Now, while I believe that many people use that label as a way to explain poor behavior and bad choices (i.e., as an excuse), I also think that using it almost as a title has something to do with the idea of being heard. Let’s say, for example, that someone had ADHD from the time they were little yet it went undiagnosed. Or a learning disability. Or an executive function issue. Or some form of Autism. Or a gazillion other things.
These folks, and often their parents, just know that something is different about how they see the world, how they operate, and how they function day to day. But when a diagnosis gets missed or ignored, the person is unable to get the services, time, and attention that they need and deserve. So when they DO get a diagnosis, even if they are an adult, they often latch onto it. They often talk about their mental illness almost as if it’s a badge of honor. Or at least that’s how it can sometimes appear.
But here’s the deal. Not being heard is horrible. It is painful. And it totally confirms all of our negative core beliefs of not being good enough or being worthy of love and attention. It makes us feel small, insignificant, and often times like a crazy person.

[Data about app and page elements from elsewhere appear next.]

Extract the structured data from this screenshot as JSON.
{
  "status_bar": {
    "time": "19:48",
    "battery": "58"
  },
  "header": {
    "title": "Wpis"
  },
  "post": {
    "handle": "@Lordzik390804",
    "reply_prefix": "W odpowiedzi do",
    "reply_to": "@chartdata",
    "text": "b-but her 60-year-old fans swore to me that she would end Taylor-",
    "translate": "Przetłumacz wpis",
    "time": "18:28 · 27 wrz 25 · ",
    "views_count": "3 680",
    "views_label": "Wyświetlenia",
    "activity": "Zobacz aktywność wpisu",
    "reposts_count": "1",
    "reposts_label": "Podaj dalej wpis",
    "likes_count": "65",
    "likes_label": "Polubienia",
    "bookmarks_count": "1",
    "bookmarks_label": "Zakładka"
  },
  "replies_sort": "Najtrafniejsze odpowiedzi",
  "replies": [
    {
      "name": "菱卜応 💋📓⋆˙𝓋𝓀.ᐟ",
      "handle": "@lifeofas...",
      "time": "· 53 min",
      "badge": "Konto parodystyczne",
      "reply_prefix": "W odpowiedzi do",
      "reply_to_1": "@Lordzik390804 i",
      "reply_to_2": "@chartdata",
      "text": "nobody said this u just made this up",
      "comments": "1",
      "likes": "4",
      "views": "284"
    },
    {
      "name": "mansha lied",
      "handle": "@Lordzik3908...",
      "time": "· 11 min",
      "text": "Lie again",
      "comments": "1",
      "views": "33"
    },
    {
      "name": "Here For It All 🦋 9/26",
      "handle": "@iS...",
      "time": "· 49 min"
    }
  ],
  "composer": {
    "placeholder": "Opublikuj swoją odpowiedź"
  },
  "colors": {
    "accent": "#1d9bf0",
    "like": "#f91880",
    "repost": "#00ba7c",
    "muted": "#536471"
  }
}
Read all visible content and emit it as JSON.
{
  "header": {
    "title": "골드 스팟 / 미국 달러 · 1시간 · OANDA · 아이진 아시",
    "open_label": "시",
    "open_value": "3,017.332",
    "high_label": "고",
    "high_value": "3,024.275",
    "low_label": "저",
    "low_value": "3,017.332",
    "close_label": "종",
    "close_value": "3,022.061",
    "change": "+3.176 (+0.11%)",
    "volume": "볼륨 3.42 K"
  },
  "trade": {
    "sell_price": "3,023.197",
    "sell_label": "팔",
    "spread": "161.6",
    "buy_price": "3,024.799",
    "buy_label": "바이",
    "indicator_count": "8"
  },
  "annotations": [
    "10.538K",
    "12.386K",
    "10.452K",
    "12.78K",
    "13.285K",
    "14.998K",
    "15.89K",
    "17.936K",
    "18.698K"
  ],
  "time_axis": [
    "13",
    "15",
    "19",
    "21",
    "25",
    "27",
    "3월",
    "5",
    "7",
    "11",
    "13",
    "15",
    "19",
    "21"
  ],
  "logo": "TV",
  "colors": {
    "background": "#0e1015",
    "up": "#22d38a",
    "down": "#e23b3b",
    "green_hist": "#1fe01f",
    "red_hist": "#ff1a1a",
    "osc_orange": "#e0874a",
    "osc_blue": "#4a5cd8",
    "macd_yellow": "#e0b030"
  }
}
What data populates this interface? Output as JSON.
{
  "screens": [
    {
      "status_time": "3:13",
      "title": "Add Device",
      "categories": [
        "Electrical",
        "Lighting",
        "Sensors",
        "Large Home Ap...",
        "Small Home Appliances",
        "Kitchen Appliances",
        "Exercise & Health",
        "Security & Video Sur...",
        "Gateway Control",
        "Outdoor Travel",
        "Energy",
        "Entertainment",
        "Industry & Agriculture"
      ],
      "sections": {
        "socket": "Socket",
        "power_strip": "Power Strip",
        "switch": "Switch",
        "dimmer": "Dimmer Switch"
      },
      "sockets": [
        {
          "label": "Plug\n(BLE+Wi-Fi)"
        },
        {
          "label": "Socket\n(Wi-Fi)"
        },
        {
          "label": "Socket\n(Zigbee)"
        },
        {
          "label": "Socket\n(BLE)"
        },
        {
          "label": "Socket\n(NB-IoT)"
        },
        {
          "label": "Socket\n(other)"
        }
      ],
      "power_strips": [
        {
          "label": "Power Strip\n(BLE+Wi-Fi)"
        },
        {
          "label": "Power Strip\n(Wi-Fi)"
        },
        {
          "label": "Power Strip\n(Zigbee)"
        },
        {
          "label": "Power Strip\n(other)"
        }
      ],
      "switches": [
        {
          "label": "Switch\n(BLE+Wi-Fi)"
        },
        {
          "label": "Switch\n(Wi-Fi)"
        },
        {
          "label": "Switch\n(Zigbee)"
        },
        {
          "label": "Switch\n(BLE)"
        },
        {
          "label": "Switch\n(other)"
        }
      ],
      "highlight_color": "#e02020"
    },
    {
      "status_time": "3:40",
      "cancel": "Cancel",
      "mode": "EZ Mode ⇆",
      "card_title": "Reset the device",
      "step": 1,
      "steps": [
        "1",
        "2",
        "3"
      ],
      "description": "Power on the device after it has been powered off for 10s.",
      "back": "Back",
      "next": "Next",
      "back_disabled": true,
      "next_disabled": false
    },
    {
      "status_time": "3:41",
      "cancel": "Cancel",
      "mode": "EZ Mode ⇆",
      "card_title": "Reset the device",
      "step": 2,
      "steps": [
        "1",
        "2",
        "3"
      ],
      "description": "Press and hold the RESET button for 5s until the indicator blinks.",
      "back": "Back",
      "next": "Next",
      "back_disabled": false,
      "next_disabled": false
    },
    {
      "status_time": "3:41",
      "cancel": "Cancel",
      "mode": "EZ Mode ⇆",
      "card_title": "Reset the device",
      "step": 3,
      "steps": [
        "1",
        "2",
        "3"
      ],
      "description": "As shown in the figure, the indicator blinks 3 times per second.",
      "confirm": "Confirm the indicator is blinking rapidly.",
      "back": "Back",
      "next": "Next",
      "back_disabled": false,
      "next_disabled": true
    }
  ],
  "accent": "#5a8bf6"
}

And that is all bad, bad stuff.
So once someone receive an explanation for many of their struggles, it can create an overwhelming sense of relief. I had one client that was diagnosed as being on the Autism spectrum as an adult tell me that “Now I know I’m not just an asshole.” That’s a pretty profound statement. Think about it. For YEARS she thought she was just an insensitive jerk. Then, as an adult, she learned that her brain just operates differently than what is considered “normal.” She’s not a bad person. She’s not broken. She is just differently abled. And that’s a huge and powerful example of how important self-talk can be.
So sometimes people wear their diagnosis on their sleeve not as a way to garner attention or pity or anything of the sort, but instead as an explanation. Like many physical ailments, mental illness is considered an invisible disability. We can’t see it like we can see a missing limb. But the person sure can see it. It’s a part of their every waking moment as it influences how they literally move about the world. And often all we, the outside observer, can see is how someone behaves, which sometimes isn’t so great.
So the next time you hear someone talk about their mental illness (or any other illness), remember that this may their way of feeling heard and also their way of letting you know that they see the world differently than a “normal” person. And besides, what’s “normal” anyway?
And if you are the person with an invisible disability, it’s totally ok. You are not bad. You are not broken. You are not an asshole. (well, maybe but let’s assume the best here…). And you, yes YOU deserve to be heard. And you, yes YOU, deserve to be loved just as you are, TODAY. Because yesterday, today, and tomorrow you are perfect for YOU. And YOU are right where you need to be. And you, yes YOU deserve to mine your light.